China has launched a new-generation satellite to support its global navigation and positioning network designed to rival the U.S.-operated GPS.
Launched from Xichang Satellite Launch Center in the southwestern province of Sichuan, the satellite is the 20th satellite for the BeiDou Navigation Satellite System (BDS), and puts China another step closer to providing a global alternative to GPS.
For the first time the satellite features a hydrogen atomic clock, reports Xinhua.
The first BeiDou satellite was launched in 2000 as part of a program to provide positioning, navigation, timing and short message services in China and other Asian countries.
The BeiDou system became operational in China in December 2011, with 16 satellites in use, and began offering services to customers in the Asia-Pacific region in December 2012. China plans to expand the BeiDou services to most of the countries covered in its "Belt and Road" initiative by 2018 and to offer global coverage by 2020.
China has reportedly already installed the navigation system on more than 50,000 Chinese fishing boats and in November 2014 the Maritime Safety Committee of the IMO formally included BeiDou in its listing of satellite navigation systems approved for use at sea.
In May this year, China and Russia signed a “China’s BeiDou system and Russian Glonass system Compatibility and Interoperability Cooperation Joint Statement” to promote the common development of the two systems.
Other systems, operational globally, include the European Union’s Galileo system which is expected to be in full service by 2020, the Indian Regional Navigational Satellite System (IRNSS) and the Japanese Quasi-Zenith Satellite System.
Tracking Civil Ships
China also launched three cube satellites (CubeSats) late last month designed to help track civil aircraft and ships in real time.
The satellites have polar observation cameras and automatic identification system (AIS) receivers to capture information from ships, and automatic dependent surveillance-broadcast receivers for messages sent from civil aircraft, reports China Daily.
The satellites are part of the nation’s STU-2 program, and they are expect to provide data that willl help avoid tragedies such as the missing Malaysia Airlines Flight MH370.
The CubeSats can also be used to provide information support for China’s icebreaker Xuelong (Snow Dragon).
Like a Rubik’s cube, the CubeSats are composed of smaller cubic units.

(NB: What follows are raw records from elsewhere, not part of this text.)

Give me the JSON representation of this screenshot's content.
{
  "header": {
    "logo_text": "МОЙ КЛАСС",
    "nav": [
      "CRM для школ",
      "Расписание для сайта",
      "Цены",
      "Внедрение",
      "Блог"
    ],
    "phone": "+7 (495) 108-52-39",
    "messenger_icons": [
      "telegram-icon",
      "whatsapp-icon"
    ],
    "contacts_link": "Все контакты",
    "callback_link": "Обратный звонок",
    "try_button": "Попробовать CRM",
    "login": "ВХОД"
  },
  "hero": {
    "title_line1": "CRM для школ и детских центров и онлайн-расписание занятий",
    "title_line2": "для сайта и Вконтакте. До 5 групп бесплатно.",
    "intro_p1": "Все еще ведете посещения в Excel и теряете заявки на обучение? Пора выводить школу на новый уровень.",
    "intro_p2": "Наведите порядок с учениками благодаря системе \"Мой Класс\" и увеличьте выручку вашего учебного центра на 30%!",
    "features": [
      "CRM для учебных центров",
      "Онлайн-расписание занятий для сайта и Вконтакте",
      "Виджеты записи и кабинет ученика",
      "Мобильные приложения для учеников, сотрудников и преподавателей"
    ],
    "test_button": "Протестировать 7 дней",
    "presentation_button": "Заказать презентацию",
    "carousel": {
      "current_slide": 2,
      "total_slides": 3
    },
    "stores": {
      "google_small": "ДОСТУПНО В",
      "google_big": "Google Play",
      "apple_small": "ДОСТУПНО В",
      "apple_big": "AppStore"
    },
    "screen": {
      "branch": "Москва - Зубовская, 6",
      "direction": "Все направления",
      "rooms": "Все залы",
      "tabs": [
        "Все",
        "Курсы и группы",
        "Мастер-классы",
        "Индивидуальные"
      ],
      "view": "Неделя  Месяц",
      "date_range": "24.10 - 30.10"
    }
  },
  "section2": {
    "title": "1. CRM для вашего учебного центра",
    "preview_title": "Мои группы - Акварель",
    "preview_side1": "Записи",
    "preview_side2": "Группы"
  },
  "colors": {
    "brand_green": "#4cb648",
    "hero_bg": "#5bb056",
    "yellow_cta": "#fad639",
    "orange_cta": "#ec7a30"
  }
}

They weight just 6.8 kilograms (15 pounds).
The STU-2 program is the first of its kind in China.
China has also just launched a group of four satellites to be used for commercial remote-sensing services. The “Jilin-1” satellites, launched from the Jiuquan Satellite Launch Center in Northwest China’s Gansu province, include one optical remote-sensing satellite, two satellites for video imaging and another for imaging technique testing.
All four satellites were developed and produced by Chang Guang Satellite Technology Co Ltd. The company will also take charge of commercial operations of the satellites to provide remote-sensing data to be used for the monitoring, development and surveying of resources as well as mapping and disaster prevention for domestic and overseas clients.

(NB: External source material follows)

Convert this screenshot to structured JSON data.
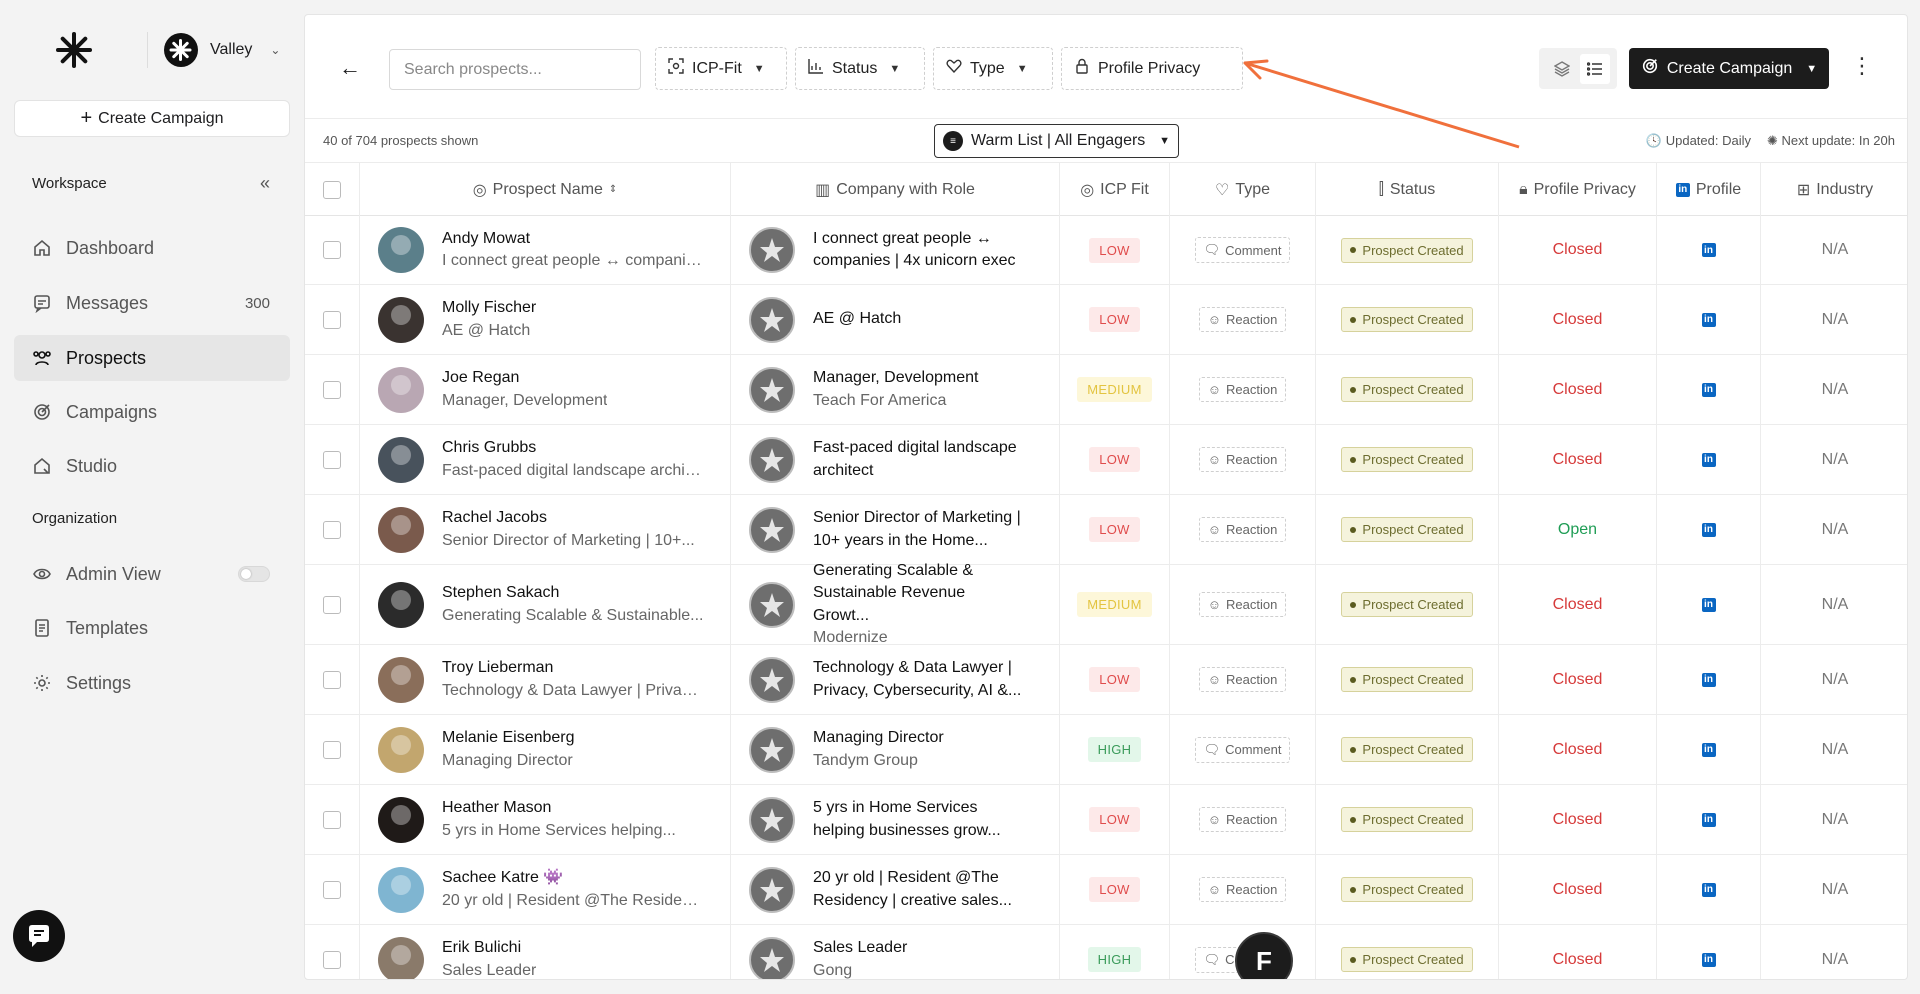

Jilin, one of the country's oldest industrial bases, is developing its satellite industry as one of the nation’s new economic pushes.